One day in September, the exact day a matter of the weather, the wheelbarrow path from wood pile to porch will be strewn with the golden leaves of yellow birch, one of the first trees to turn color in our garden. Only shaded leaves on the inside of the tree canopy will have fallen at this point, the outer leaves remaining on the trees, dark green, continuing to transform sunlight into sugar. Their day will come.
Deciduous trees and shrubs begin to shut down in September while the vegetable garden’s sunflowers, oblivious to the morning’s chilly air, open new flower heads even as goldfinches peck seeds from the old heads. A hard freeze will soon put an end to all this, but for now their bright yellow faces tower over beds of potatoes, squash, and carrots.
Color slowly fades from the September garden, greens turning yellow and brown, branches thinning toward bare. Potted hyacinth beans with yellow-brown paper-thin leaves would have been retired to the compost heap if not for the dark red pods clinging to their topmost branches.
In many New England gardens, early September is the beginning of harvest season in earnest. While August gardens supply a trickle of tomatoes, cucumbers, and summer squash, the first week of September turns the spigot wide open. Suddenly the garden overflows with these crops as well as tomatillos, carrots, onions, leeks, and the first potatoes. Cucumber vines crawl through rows of bush beans as they crank up their yield and winter squashes grow on vines weaving through corn stalks with ripening ears.
Methods of dealing with September’s surplus vary with crop type. Tomatoes can be canned or frozen, cucumbers pickled, and many crops, such as potatoes, onion, winter squash, leeks, and carrots can be stored as harvested, if you can meet their requirements.
Potatoes to be stored should not be dug until the tops have died and dried. They can even be left in the ground for a few weeks after the tops have died, if necessary. Dig the tubers carefully to avoid bruises and cuts, setting any damaged potatoes aside for immediate use. Do not wash or scrub potatoes intended for storage but carefully brush off the excess soil.
Once dug, potatoes need to be cured for a week or two in a warm (60 to 75 F), moist, and dark location. We use a corner of our basement, laying the tubers in single layers on wire racks. Curing will help heal any minor wounds on the tubers.
Once cured, potatoes are best stored in a cooler location with temperatures near 45 F. This is difficult to achieve in most homes (unless you have an extra refrigerator), so pick the coolest corner of the basement, a location that is also humid and dark. The closer you get to these temperature and humidity requirements, the longer the potatoes will keep.
Winter Squash and Pumpkins
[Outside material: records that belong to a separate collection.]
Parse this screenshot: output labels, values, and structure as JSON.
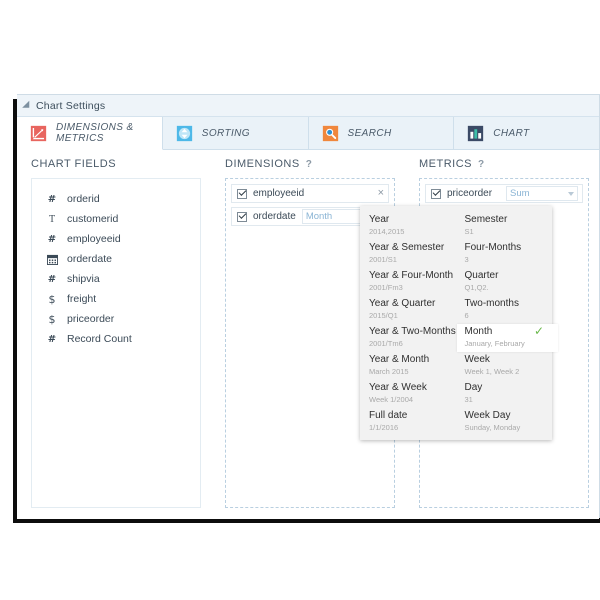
{
  "window": {
    "title": "Chart Settings",
    "collapse_icon": "collapse-triangle-icon"
  },
  "tabs": [
    {
      "label": "DIMENSIONS & METRICS",
      "icon": "axes-chart-icon",
      "active": true
    },
    {
      "label": "SORTING",
      "icon": "sort-updown-icon",
      "active": false
    },
    {
      "label": "SEARCH",
      "icon": "magnifier-icon",
      "active": false
    },
    {
      "label": "CHART",
      "icon": "bar-chart-icon",
      "active": false
    }
  ],
  "chart_fields": {
    "heading": "CHART FIELDS",
    "items": [
      {
        "label": "orderid",
        "type_icon": "number-icon",
        "glyph": "#"
      },
      {
        "label": "customerid",
        "type_icon": "text-icon",
        "glyph": "T"
      },
      {
        "label": "employeeid",
        "type_icon": "number-icon",
        "glyph": "#"
      },
      {
        "label": "orderdate",
        "type_icon": "calendar-icon",
        "glyph": "cal"
      },
      {
        "label": "shipvia",
        "type_icon": "number-icon",
        "glyph": "#"
      },
      {
        "label": "freight",
        "type_icon": "currency-icon",
        "glyph": "$"
      },
      {
        "label": "priceorder",
        "type_icon": "currency-icon",
        "glyph": "$"
      },
      {
        "label": "Record Count",
        "type_icon": "number-icon",
        "glyph": "#"
      }
    ]
  },
  "dimensions": {
    "heading": "DIMENSIONS",
    "help": "?",
    "items": [
      {
        "label": "employeeid",
        "checked": true,
        "select": null,
        "remove": "×"
      },
      {
        "label": "orderdate",
        "checked": true,
        "select": "Month",
        "remove": "×"
      }
    ]
  },
  "metrics": {
    "heading": "METRICS",
    "help": "?",
    "items": [
      {
        "label": "priceorder",
        "checked": true,
        "select": "Sum"
      }
    ]
  },
  "date_dropdown": {
    "left_column": [
      {
        "title": "Year",
        "sample": "2014,2015",
        "selected": false
      },
      {
        "title": "Year & Semester",
        "sample": "2001/S1",
        "selected": false
      },
      {
        "title": "Year & Four-Month",
        "sample": "2001/Fm3",
        "selected": false
      },
      {
        "title": "Year & Quarter",
        "sample": "2015/Q1",
        "selected": false
      },
      {
        "title": "Year & Two-Months",
        "sample": "2001/Tm6",
        "selected": false
      },
      {
        "title": "Year & Month",
        "sample": "March 2015",
        "selected": false
      },
      {
        "title": "Year & Week",
        "sample": "Week 1/2004",
        "selected": false
      },
      {
        "title": "Full date",
        "sample": "1/1/2016",
        "selected": false
      }
    ],
    "right_column": [
      {
        "title": "Semester",
        "sample": "S1",
        "selected": false
      },
      {
        "title": "Four-Months",
        "sample": "3",
        "selected": false
      },
      {
        "title": "Quarter",
        "sample": "Q1,Q2.",
        "selected": false
      },
      {
        "title": "Two-months",
        "sample": "6",
        "selected": false
      },
      {
        "title": "Month",
        "sample": "January, February",
        "selected": true,
        "check": "✓"
      },
      {
        "title": "Week",
        "sample": "Week 1, Week 2",
        "selected": false
      },
      {
        "title": "Day",
        "sample": "31",
        "selected": false
      },
      {
        "title": "Week Day",
        "sample": "Sunday, Monday",
        "selected": false
      }
    ]
  },
  "colors": {
    "header_bg": "#eef4f9",
    "tab_bg": "#eaf2f8",
    "accent_red": "#e8534f",
    "accent_blue": "#4ab4e8",
    "accent_orange": "#f0873d",
    "accent_darkblue": "#3b4a66",
    "check_green": "#6ab84b",
    "dropdown_bg": "#f2f2f2"
  }
}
Avoid frost on the pumpkins! If winter squash, including pumpkins, are to keep in storage, they should be harvested before exposure to frost. Harvest them when their rinds have hardened and the fruit have developed a deep, solid color. Leave about three inches of stem attached to pumpkins and two inches attached to other winter squash. Do not try to store a squash if the stem has been completely removed.
Cure pumpkins and winter squash at 80 to 85 F for seven to ten days, then store in a dry, well-ventilated location with temperatures near 55 F (45 F for acorn squash). In olden days, gardeners would store winter squash beneath their beds.
Harvest carrots for storage in late fall, before the soil freezes, and while the soil is dry. Cut off the tops to within one-half inch of the root. Soil can be removed with a quick rinse but the carrots should not be scrubbed.
Once dry, place the carrots in plastic bags perforated with small holes and store in a cold (32 to 40 F), humid location. Carrots can also be stored in the garden by placing a deep layer of straw mulch over the plantings as the weather gets cold but before the ground freezes.
Summer leek varieties that are intended for harvest in the fall, like ‘King Richard’ and ‘Tadorna Blue’, are best left in the ground and harvested as needed until the first frost. They can be kept in the ground even longer if they are covered with a thick layer of straw or shredded leaves. At some point, however, before a hard freeze, you will want to dig the leeks still in the garden bed and prepare them for indoor winter storage in the following manner.
Place two to three inches of a damp medium such as peat, clean sand, or sawdust in a five-gallon bucket or large tub. Do not get the medium too soggy or it will cause the leeks to rot. Stand the leeks with their roots on the medium and push them down to establish good contact between the roots and medium. The roots do not need to be completely covered, just firmly in touch with the medium.
Stored in this manner, the leeks will continue to grow, very slowly, rather than going totally dormant. Trim the tops a bit and store the the bucket or tub in a cool dark place with some humidity, checking the medium occasionally to make sure it stays moist. Do not remove any of the outer leaves until you use the leeks.